The Food and Drug Administration announced Monday that the agency has granted full approval to the Pfizer/BioNTech Covid-19 vaccine, a move that is likely to ramp up efforts to mandate vaccinations by local governments, employers and managers of places where people congregate.


Previously, the FDA had given authorization for emergency use of the Pfizer vaccination and two others, under which about 170 million Americans have been fully vaccinated. Full approval of vaccines by Moderna and Johnson & Johnson is still pending.

“While millions of people have already safely received Covid-19 vaccines, we recognize that for some, the FDA approval of a vaccine may now instill additional confidence to get vaccinated," acting FDA Commissioner Janet Woodcock said in a statement.
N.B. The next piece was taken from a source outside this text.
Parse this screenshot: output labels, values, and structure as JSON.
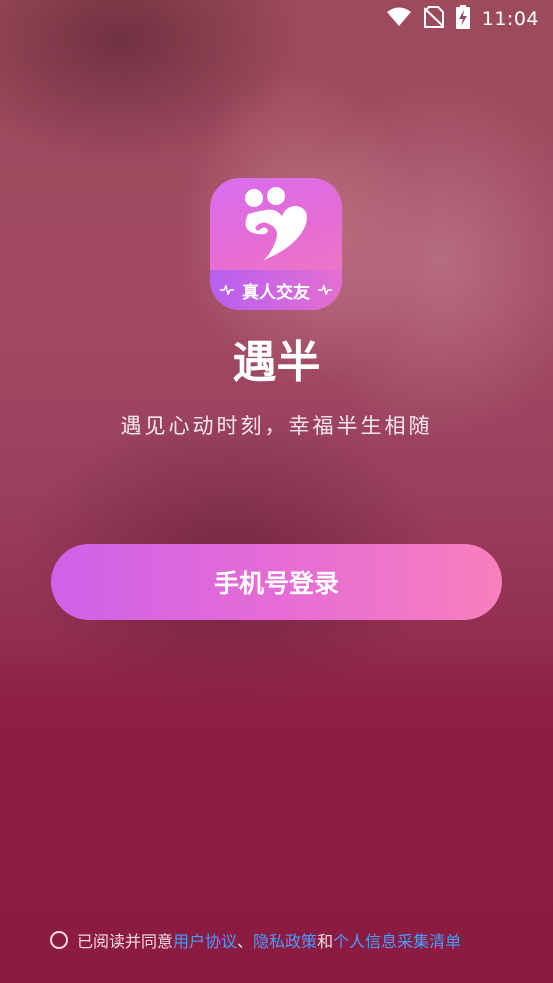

Some places, such as New York City and Philadelphia, have already imposed vaccination mandates as a condition of visiting bars, restaurants and health clubs, and private businesses in some parts of the country have started requiring proof of vaccination as well

"We don't want our staff or customers to get sick," 2Amys Neapolitan Pizzeria owner Peter Pastan told Bisnow.

His Washington, D.C., restaurant has started asking for proof of vaccination, such as Centers for Disease Control and Prevention cards. Last Friday, San Francisco started requiring restaurants to check the vaccination status of their patrons. Other jurisdictions, such as Los Angeles, are still formulating measures to require proof of vaccination for indoor gatherings — plans against which there has been pushback.

Legally, at least, most places that want to require proof of vaccination may do so, except in states like Texas where that has been banned. There has been pushback against such state bans as well.

"While it will undoubtedly be challenging for restaurants to enforce vaccine mandates for the public, we also cannot afford to go back to the days of shutdowns or operating with severely restricted capacities," California Restaurant Association President and CEO Jot Condie said.

Vaccination as a condition of a return to office space might also get a boost from the new FDA approval, though a spate of major companies has been dealing with that issue by delaying worker returns. Last week, national coworking company Convene said it will mandate that all staff, members and guests show proof that they have been at least partially vaccinated starting Sept. 13 and fully vaccinated by Oct. 4.